Exercise description → Determine how many lines in the records hold "this", then give that number by itself.

(App and web page records)
-- Opening Marker --

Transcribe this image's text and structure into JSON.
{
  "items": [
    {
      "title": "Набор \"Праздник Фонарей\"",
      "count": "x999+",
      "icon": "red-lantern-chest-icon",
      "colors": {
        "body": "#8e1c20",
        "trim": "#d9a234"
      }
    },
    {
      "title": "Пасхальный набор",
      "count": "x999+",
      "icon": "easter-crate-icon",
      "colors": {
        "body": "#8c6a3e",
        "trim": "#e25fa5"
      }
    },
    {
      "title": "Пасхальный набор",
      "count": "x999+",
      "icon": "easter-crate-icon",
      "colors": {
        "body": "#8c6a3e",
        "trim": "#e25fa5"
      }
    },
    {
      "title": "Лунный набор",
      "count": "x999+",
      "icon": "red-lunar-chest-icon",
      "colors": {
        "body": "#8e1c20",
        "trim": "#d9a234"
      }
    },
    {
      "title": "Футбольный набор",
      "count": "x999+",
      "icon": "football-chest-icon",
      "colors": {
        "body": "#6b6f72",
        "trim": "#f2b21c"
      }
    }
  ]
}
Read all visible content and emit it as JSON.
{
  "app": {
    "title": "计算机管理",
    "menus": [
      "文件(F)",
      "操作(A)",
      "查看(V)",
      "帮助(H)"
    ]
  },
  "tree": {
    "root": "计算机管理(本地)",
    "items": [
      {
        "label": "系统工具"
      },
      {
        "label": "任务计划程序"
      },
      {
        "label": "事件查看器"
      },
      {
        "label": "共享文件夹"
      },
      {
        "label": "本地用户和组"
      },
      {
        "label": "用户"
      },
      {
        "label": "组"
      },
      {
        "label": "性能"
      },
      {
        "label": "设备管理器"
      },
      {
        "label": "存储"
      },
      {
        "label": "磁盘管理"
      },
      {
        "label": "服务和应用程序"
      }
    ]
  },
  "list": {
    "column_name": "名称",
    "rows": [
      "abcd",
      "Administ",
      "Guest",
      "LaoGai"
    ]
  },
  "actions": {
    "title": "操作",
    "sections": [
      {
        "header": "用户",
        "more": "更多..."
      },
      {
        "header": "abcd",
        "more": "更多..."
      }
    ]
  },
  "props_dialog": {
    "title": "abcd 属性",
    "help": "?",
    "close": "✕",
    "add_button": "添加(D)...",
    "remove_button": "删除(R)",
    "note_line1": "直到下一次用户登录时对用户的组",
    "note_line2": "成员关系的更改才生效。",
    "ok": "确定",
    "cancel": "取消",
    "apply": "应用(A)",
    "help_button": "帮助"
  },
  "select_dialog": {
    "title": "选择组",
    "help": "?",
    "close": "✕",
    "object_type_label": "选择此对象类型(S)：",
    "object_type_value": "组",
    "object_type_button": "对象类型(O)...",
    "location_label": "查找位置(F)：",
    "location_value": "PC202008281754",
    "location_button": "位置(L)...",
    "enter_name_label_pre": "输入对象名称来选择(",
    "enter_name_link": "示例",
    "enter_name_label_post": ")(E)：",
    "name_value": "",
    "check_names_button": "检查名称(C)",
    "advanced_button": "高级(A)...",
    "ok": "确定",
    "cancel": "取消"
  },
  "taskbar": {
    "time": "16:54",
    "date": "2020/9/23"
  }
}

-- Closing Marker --
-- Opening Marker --

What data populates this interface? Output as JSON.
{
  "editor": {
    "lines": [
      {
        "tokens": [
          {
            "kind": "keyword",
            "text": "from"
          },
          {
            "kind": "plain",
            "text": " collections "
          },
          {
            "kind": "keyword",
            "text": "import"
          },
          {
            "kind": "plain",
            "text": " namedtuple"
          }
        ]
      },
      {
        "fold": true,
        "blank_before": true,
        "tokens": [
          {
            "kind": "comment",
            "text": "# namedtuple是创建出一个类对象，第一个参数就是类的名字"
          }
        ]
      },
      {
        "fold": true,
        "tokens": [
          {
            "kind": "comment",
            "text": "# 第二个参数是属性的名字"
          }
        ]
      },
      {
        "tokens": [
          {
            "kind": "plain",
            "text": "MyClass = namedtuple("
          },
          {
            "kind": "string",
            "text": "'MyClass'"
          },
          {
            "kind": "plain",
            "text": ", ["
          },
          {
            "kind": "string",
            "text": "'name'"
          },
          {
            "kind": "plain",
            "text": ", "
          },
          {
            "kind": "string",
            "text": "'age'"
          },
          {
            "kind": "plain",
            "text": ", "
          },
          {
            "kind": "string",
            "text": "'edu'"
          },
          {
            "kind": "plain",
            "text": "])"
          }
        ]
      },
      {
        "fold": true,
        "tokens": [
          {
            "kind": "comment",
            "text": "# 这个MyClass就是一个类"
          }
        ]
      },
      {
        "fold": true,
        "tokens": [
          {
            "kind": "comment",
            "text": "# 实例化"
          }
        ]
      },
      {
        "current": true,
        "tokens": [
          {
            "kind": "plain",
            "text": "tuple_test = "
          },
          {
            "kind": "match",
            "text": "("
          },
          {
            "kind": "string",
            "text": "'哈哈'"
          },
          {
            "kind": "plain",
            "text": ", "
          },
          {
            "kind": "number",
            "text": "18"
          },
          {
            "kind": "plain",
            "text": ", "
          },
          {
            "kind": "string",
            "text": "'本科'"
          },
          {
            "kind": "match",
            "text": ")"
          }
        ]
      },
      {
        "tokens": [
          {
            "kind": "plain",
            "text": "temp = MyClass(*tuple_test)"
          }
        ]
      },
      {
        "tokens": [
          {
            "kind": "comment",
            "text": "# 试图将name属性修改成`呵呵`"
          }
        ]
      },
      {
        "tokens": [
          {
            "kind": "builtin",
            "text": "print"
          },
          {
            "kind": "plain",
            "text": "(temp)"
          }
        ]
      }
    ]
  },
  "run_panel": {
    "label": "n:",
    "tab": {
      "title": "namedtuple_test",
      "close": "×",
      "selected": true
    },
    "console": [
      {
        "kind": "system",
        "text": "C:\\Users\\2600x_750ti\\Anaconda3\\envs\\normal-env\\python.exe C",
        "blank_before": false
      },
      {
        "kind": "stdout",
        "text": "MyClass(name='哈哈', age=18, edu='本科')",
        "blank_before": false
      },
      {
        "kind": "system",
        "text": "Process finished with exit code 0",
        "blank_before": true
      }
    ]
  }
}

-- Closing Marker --
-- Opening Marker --

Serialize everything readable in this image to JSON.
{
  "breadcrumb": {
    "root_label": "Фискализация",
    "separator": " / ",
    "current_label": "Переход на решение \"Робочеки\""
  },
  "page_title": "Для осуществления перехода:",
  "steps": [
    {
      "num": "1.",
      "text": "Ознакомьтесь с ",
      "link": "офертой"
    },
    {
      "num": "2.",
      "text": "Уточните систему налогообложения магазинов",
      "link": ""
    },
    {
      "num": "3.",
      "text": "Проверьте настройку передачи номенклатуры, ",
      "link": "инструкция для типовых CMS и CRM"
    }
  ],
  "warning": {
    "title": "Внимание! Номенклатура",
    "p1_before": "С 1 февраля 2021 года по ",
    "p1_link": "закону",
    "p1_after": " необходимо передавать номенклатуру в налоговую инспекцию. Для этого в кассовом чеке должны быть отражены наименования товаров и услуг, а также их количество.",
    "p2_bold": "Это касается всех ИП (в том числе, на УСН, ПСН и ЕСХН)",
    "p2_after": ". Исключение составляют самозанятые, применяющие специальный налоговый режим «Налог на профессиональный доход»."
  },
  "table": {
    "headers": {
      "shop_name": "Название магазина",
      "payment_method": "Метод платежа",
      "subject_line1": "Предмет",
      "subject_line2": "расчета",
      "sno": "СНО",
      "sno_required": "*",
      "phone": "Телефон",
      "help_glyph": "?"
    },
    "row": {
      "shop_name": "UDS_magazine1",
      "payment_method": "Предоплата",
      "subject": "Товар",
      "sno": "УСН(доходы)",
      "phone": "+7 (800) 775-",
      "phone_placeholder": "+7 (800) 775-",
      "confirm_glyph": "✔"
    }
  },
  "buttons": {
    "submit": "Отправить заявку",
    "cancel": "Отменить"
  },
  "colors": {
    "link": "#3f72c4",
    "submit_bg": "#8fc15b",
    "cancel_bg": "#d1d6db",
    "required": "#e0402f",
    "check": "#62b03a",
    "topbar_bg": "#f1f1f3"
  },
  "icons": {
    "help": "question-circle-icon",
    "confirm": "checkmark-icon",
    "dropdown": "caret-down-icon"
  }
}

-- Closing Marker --

Answer for the task → 3